It was precisely this that the Gnostics were guilty of, says Barclay. To deny the reality of the incarnation has inevitable consequences. (A) It is to deny that Jesus can ever be our example. If He was not in any real sense a man, living under the same conditions as other men and women, He could not show them how to live. (B) It is to deny that Jesus can be the high priest who opens the way to God. The true high priest must be like us in all things, knowing our weaknesses and temptations. To lead people to God, the high priest must be human, or else he will point them to a road that is impossible for them to take if they want eternal life with God. (C) It is to deny that Jesus can in any real sense be Savior. To save men and women, He had to identify Himself with those He came to save. (D) It is to deny the salvation of the body. Christian teaching is quite clear that salvation is the salvation of the whole person. The body, as well as the soul, is saved. To deny the incarnation is to deny the possibility that the body can ever become the temple of the Holy Spirit.

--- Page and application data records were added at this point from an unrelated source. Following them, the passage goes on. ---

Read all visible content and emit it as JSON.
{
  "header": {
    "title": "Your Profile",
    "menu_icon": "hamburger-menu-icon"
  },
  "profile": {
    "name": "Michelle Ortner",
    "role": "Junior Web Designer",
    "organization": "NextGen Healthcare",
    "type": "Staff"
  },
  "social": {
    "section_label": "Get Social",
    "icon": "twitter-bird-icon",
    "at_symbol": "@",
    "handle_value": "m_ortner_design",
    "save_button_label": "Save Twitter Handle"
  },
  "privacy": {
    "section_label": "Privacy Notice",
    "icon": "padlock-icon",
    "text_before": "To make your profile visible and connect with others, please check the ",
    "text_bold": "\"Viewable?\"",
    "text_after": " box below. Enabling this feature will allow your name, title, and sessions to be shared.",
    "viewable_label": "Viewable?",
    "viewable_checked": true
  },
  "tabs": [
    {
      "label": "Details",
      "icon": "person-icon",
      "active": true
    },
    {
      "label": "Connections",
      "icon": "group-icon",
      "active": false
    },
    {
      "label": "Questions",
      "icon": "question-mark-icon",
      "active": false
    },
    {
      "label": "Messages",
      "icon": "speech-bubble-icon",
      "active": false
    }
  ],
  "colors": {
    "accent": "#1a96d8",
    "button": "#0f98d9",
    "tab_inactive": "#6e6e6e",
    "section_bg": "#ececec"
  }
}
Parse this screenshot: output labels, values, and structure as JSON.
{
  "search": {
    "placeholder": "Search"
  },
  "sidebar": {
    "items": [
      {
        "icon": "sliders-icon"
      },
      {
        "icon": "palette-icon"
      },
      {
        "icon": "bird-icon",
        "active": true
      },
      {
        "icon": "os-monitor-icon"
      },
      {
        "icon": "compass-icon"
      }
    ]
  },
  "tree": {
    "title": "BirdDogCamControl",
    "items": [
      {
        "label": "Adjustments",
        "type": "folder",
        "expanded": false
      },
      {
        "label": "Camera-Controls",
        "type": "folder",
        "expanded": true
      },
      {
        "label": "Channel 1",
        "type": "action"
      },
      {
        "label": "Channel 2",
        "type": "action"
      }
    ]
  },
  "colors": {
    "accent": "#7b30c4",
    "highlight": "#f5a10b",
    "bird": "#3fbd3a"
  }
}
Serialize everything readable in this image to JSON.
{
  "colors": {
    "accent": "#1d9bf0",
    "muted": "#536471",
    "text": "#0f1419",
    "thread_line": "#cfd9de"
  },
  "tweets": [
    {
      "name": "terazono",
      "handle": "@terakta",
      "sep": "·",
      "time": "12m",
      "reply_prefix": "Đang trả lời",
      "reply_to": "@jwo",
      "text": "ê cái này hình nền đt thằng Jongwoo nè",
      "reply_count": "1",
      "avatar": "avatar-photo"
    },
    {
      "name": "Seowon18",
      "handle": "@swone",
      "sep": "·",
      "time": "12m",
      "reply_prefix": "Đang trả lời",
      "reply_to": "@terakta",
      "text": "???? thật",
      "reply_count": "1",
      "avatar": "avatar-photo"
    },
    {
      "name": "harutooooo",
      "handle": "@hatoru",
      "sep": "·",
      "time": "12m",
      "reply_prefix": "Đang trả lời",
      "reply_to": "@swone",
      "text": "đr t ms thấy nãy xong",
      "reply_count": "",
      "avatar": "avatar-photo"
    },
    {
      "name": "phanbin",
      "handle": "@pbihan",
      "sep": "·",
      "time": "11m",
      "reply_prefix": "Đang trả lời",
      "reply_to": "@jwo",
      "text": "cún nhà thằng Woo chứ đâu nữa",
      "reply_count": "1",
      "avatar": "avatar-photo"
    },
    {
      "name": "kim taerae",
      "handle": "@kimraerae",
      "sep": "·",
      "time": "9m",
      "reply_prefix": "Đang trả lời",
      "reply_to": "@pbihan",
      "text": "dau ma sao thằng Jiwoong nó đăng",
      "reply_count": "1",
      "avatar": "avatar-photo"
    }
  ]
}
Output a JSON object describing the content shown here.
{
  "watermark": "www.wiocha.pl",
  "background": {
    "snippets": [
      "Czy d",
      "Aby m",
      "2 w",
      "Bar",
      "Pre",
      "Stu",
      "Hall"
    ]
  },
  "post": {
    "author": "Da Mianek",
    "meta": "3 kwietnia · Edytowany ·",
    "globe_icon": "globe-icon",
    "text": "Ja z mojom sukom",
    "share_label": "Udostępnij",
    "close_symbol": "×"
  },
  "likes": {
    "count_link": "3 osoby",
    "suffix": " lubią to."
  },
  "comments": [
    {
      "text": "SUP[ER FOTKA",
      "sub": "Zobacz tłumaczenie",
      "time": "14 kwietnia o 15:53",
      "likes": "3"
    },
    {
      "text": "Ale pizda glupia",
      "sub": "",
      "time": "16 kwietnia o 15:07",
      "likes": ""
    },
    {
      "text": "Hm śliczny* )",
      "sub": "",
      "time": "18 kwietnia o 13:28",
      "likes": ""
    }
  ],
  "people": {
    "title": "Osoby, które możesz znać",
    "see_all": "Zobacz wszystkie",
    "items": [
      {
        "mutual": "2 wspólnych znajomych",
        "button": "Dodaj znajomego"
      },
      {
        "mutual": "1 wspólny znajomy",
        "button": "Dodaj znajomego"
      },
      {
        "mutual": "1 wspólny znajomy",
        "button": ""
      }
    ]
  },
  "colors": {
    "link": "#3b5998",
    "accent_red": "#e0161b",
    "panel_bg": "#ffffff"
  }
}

The last denial Barclay lists can be misleading unless we view it properly. When the Scripture talks about being “saved,” it refers to “saved from everlasting punishment without God.” Once a person dies, their body returns to the dust of the earth. Those who are resurrected by the power of the Anointed One will receive a new body. It would be more in line with the Scriptures if we were to say, “He came to save the soul and sanctify the body.” The Apostle Paul implied this when he asked dedicated believers to offer their bodies as holy and pleasing to God for His service, which is their true and proper worship. Barclay continues by saying, (E) by far the most terrible thing is that denying the incarnation rejects that there can ever be any real union between God and human beings. If the spirit is altogether good and the body is entirely evil, God and humanity can never meet, as long as we are human. Nothing in Christianity is more central than the reality of Jesus the Anointed One’s humanity.
 1 John 3:24
 See Acts of the Apostles 16:16-18
 Brooke, Alan E., A Critical Exegetical Commentary, op. cit., p. 106
 1 John 4:3
 Ibid. 4:2
 Ibid. 2:22ff
 Bultmann, Rudolf: Hermeneia, A Critical and Historical Commentary, op. cit., p. 62
 Lewis, Greville P., Epworth Preacher’s Commentary, the Johannine Epistles, op. cit., pp. 94-95
 Psalm 89:26; cf. Matthew 7:24
 Matthew 21:44
 Matthew 11:25
 Wilder, Amos N., The Interpreter’s Bible, op. cit., 1 John, Exposition, pp. 271-273
 Cf. Romans 8:6-11
 Matthew 11:25
 Hoon, Paul W., The Interpreter’s Bible, op. cit., 1 John, Exegesis, p. 275
 Genesis 6:5; cf. 8:21; also see Isaiah 65:2; Jeremiah 3:17; 7:24; 9:14; 11:8; 13:10; 16:12; 23:17; Ezekiel 13:3, 17; Ephesians 2:3; Colossians 3:5
 Cf. Mark 3:35
 Bacon, Henry M., The Biblical Illustrator, op. cit., 1 John 4, p. 17
 John 1:14
 Hebrews 4:14-15
 Ecclesiastes 12:7
 2 Corinthians 5:1-5; Philippians 3:21
 Romans 12:1
 Barclay, William: Daily Study Bible, op. cit., pp. 105-106